All of the findings about Catholics are of intense interest to political strategists and campaigns. For Catholics, these numbers are also deeply personal and reveal a troubling fissure between those who are active in the practice of the faith and those who are not. According to the findings of this poll, 39% of all Catholics go to Mass at least weekly; 49% of American Catholics believe in the Real Presence; and only 6% of American Catholics go to Confession at least once a month. Among the most active Catholics (those who accept all or most Church teachings), 93% pray at least once a week; 66% believe in the Real Presence of the Eucharist; 56% attend Mass at least once a week; 52% go to confession at least once a year; and 51% pray the Rosary at least once a month.
For the Catholics of America, the poll confirms what we have long suspected and even assumed. Catholicism has been battered by the winds of secularism, materialism, and relativism. Two generations of poor catechesis and formation have created wide gaps in practice and belief that stretch now into every aspect of Catholic life.
Many will find the results of this poll disappointing and even disturbing when it comes to how many Catholics in the United States do not consider the faith to be important or even relevant to their lives. Others will see the results as confirmation that American Catholics have largely completed the journey begun in the 1950s and 1960’s of becoming unrecognizable from their fellow citizens. There is still much more to learn in the coming polls over the next year, especially in understanding more about the active Catholics and the key issues of our time, including abortion, secularism, religious liberty, and the polarization of American politics and life.
This poll, however, provides a starting opportunity to understand where Catholics stand, what they are thinking, how they are living – or not living – the Catholic faith, and how that will shape their vote and participation in American elections. While much of the news is not good, there are many signs of hope in the findings.

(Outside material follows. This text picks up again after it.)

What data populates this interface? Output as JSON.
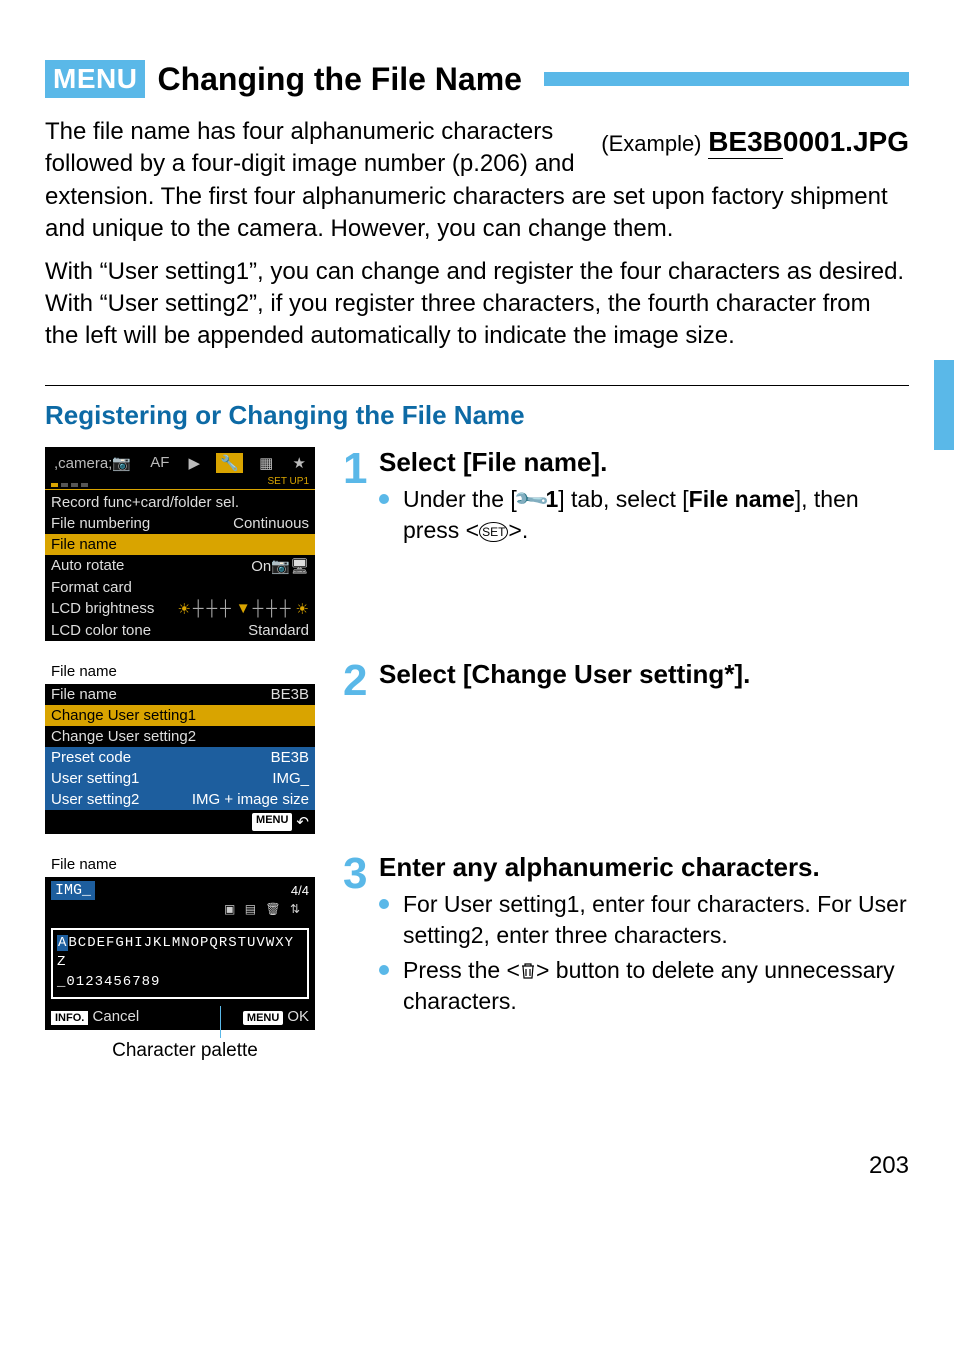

One of them is that for all of the justifiable concern over the decline of religious and particularly Christian values among Americans, 84% of Americans and 86% of all Catholics still consider religion important in their own lives. That is a helpful reminder that we remain one nation under God even if we seem at times today far from indivisible.
Note on polling methodology: The poll was conducted with adults 18 years of age and older residing in the contiguous United States who were contacted online (English & Spanish) between 15-21 of November 2019. The sampling size was 2,055 U.S. Registered Voters, including an oversample of 1,223 Catholic voters. It has a credibility interval of Registered voters of +/- 2.38 percentage points and Catholic voters of +/- 2.66 percentage points at the 95% confidence level.